Bayfield’s Roger Lewington is Chair of the Huron Tract Land Trust Conservancy (HTLTC). He says the newsletter provides a cost-effective way to keep people informed about efforts to preserve local natural lands for the future. “We want to make people aware of this land trust, which is a new option for donors to help preserve natural land in this part of Ontario,” he said. “The Huron Tract Land Trust Conservancy offers a way for people to leave a local land legacy. People can help to permanently protect and preserve the natural, recreational, scenic, historical, or agricultural importance of some of the properties of the historic Huron Tract area.”

Land trusts or land conservancies are independent, charitable organizations that work with private landowners to preserve open space and nature. Land trusts accept donations and bequests of land and conservation agreements and, in some cases, may purchase land or conservation agreements. The land is then protected from that time on.

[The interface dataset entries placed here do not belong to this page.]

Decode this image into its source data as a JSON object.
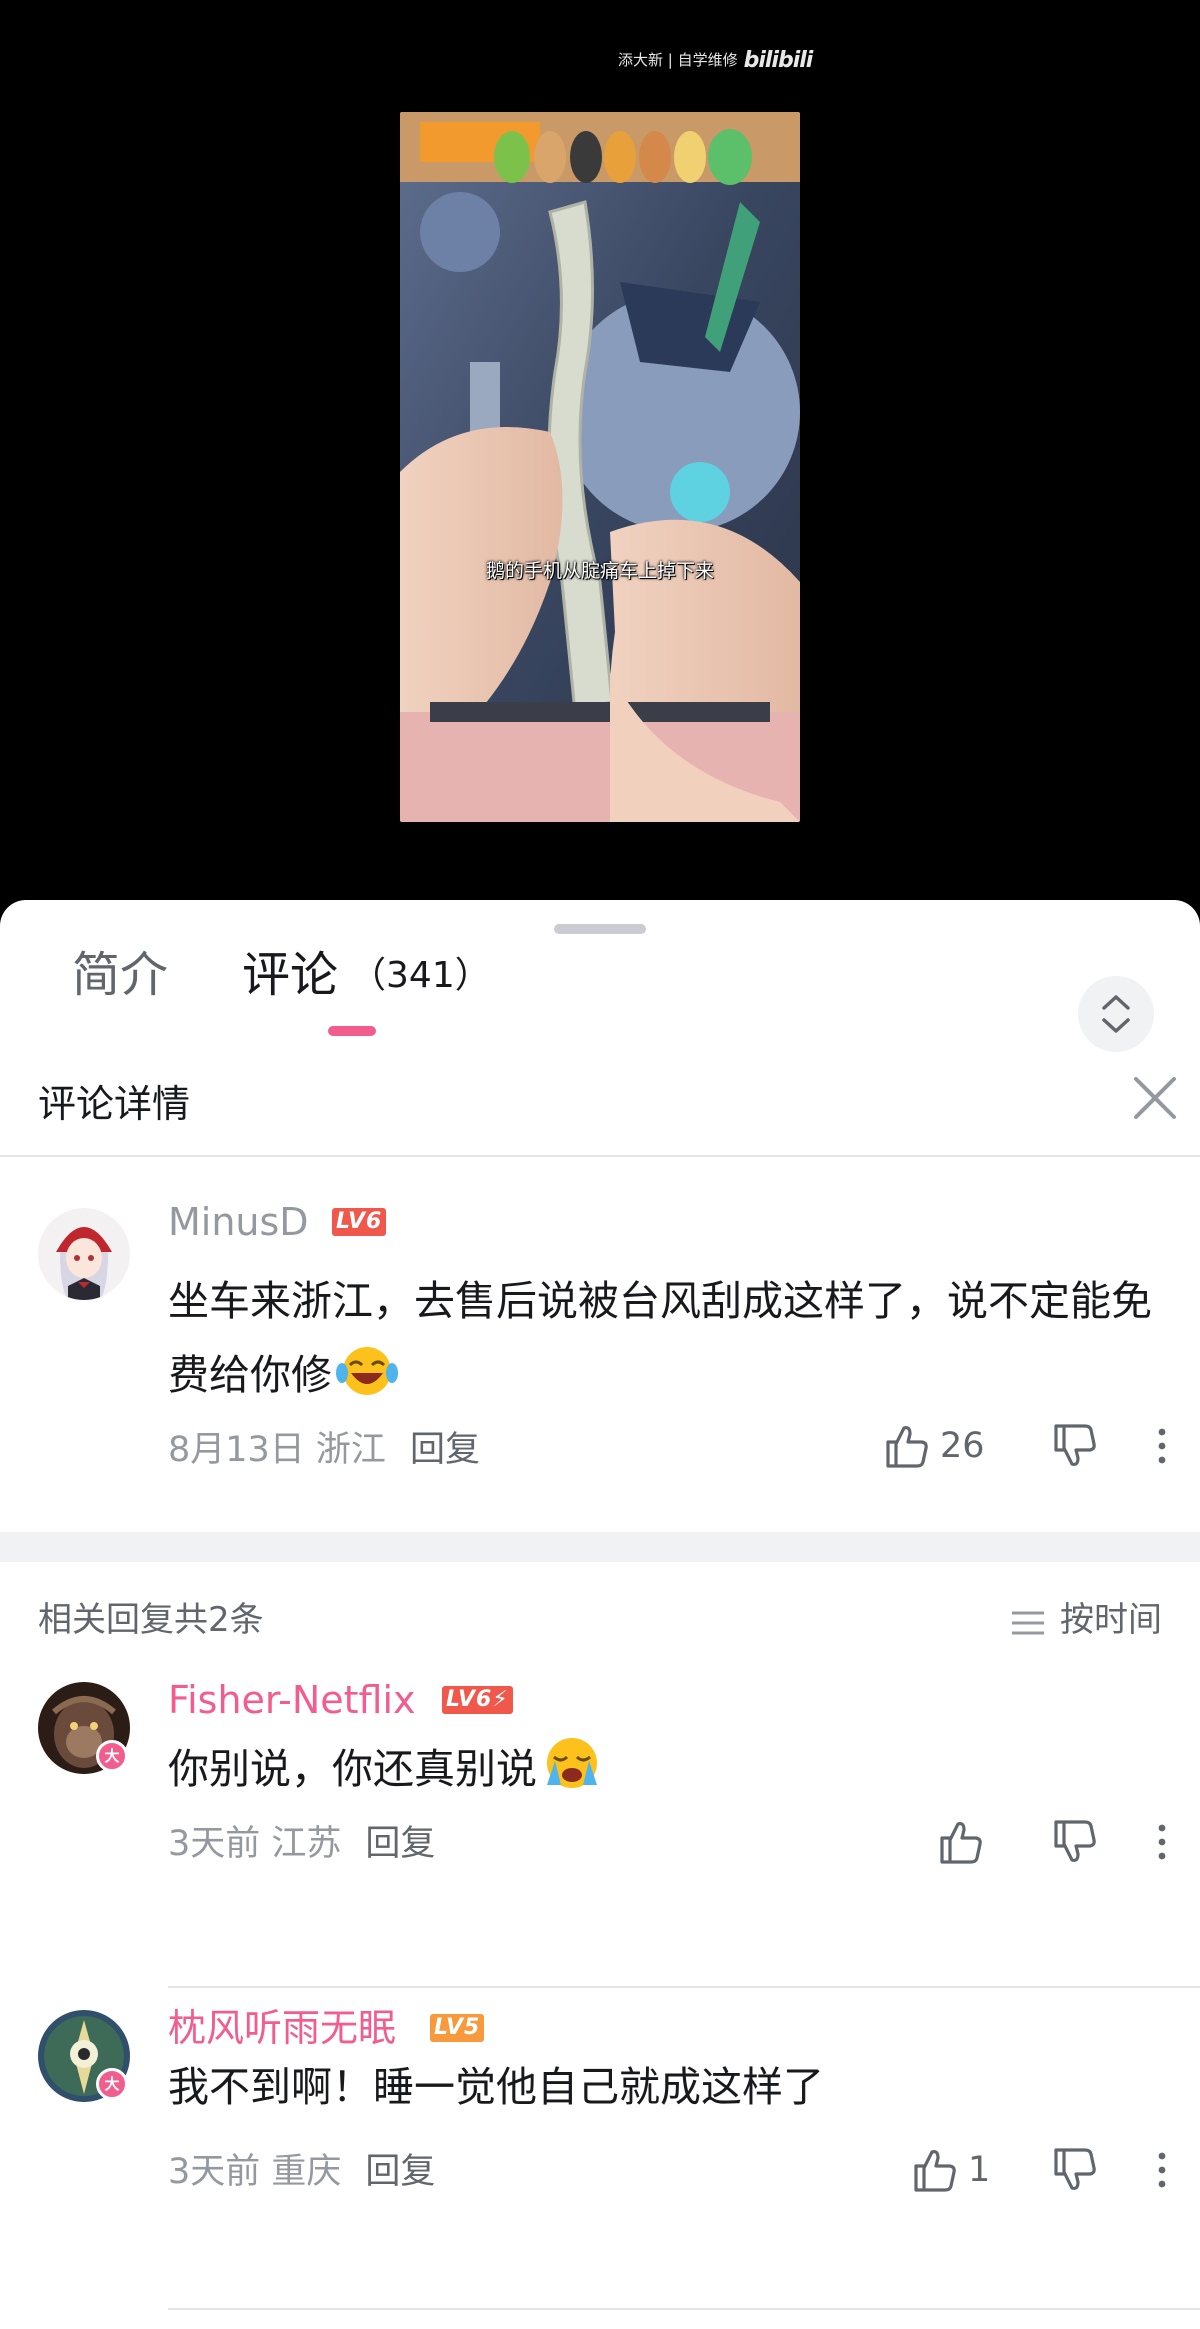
{
  "video": {
    "watermark_text": "添大新 | 自学维修",
    "watermark_logo": "bilibili",
    "subtitle": "鹅的手机从腚痛车上掉下来"
  },
  "tabs": {
    "intro_label": "简介",
    "comments_label": "评论",
    "comments_count": "（341）"
  },
  "detail": {
    "title": "评论详情"
  },
  "main_comment": {
    "username": "MinusD",
    "level": "LV6",
    "content": "坐车来浙江，去售后说被台风刮成这样了，说不定能免费给你修",
    "emoji": "laughing-tears-emoji",
    "date_location": "8月13日 浙江",
    "reply_label": "回复",
    "likes": "26"
  },
  "related": {
    "count_label": "相关回复共2条",
    "sort_label": "按时间"
  },
  "replies": [
    {
      "username": "Fisher-Netflix",
      "level": "LV6⚡",
      "badge": "大",
      "content": "你别说，你还真别说",
      "emoji": "crying-face-emoji",
      "date_location": "3天前 江苏",
      "reply_label": "回复",
      "likes": ""
    },
    {
      "username": "枕风听雨无眠",
      "level": "LV5",
      "badge": "大",
      "content": "我不到啊！睡一觉他自己就成这样了",
      "date_location": "3天前 重庆",
      "reply_label": "回复",
      "likes": "1"
    }
  ],
  "colors": {
    "accent_pink": "#f25d8e",
    "level_red": "#f0584b",
    "level_orange": "#f89a3c",
    "text_gray": "#9499a0"
  }
}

The Huron Tract Land Trust Conservancy (HTLTC) is a new land trust created in 2011 by the Ausable Bayfield Conservation Foundation, a registered Canadian charity. The HTLTC is a volunteer organization with a community board of directors. For more information visit the Huron Tract Land Trust Conservancy Website.

The Huron Tract Land Trust Conservancy gives people a safe, reliable, long-term way to leave financial contributions or bequests of real property for the protection of the land, water, and species for generations to come.

The Huron Tract Land Trust Conservancy gets its name and geographic boundaries from the days of early settlement in this part of Ontario. The Huron Tract was purchased by the Canada Company, an agent of the British government, to be distributed to colonial settlers of Upper Canada.

Huron Tract Land Trust Conservancy formed to acquire, protect lands for nature preservation in historic Ontario area

New charitable organization board of directors announced; first meeting held

A new charitable organization has been created to acquire and permanently protect lands for nature preservation throughout the area of the historic Huron Tract.

The Board of Directors for the Huron Tract Land Trust Conservancy has now been announced. The land trust’s first Chairman is Roger Lewington, of Bayfield. The board also includes: Steve Boles, of Exeter; Steve Bowers, of Brussels; Don Farwell, of Stratford; David Kemp, of Staffa; Tom McLaughlin, of Lucan; Burkhard Metzger, of Clinton; Peter Twynstra, of Ailsa Craig; and Philip Walden, of Thedford.

Lands trusts are charities which accept donations or bequests of land to help conserve land through ownership or through conservation agreements with property owners. Land trusts are committed to protecting those lands and properties permanently. Information about land trusts in Ontario can be obtained through the Ontario Land Trust Alliance website.

The Ausable Bayfield Conservation Foundation facilitated creation of the Huron Tract Land Trust Conservancy (HTLTC) to provide local landowners the opportunity to donate land throughout this important area of southwestern Ontario. Their donations go to a charitable organization with an independent board of directors made up of community-minded citizens, said Lewington. “Landowners throughout this historic area of Ontario now have a land-trust donation option as one way they can leave a lasting legacy for our environmental future,” he said. “Land trusts are important institutions that provide assurance to donors that their gift will offer a nature legacy for generations to come.”

The name Huron Tract refers to a stretch of southwestern Ontario land between Lake Huron and Lake Erie encompassing the modern-day counties of Huron, Perth, Middlesex, and Lambton. The Huron Tract was a one-million-acre area purchased and administered by the Canada Company, a British land development company acting with approval of the British government, in the 1830s. The Huron Tract is roughly 4,000 square kilometres in size.
Biographies of the directors, a map of the Huron Tract boundaries, and more information is available about the HTLTC online.

Anyone interested in donating to the Huron Tract Land Trust Conservancy, or finding out more, can phone 519-235-2610 or toll-free 1-888-286-2610 or e-mail Huron Tract Land Trust Conservancy.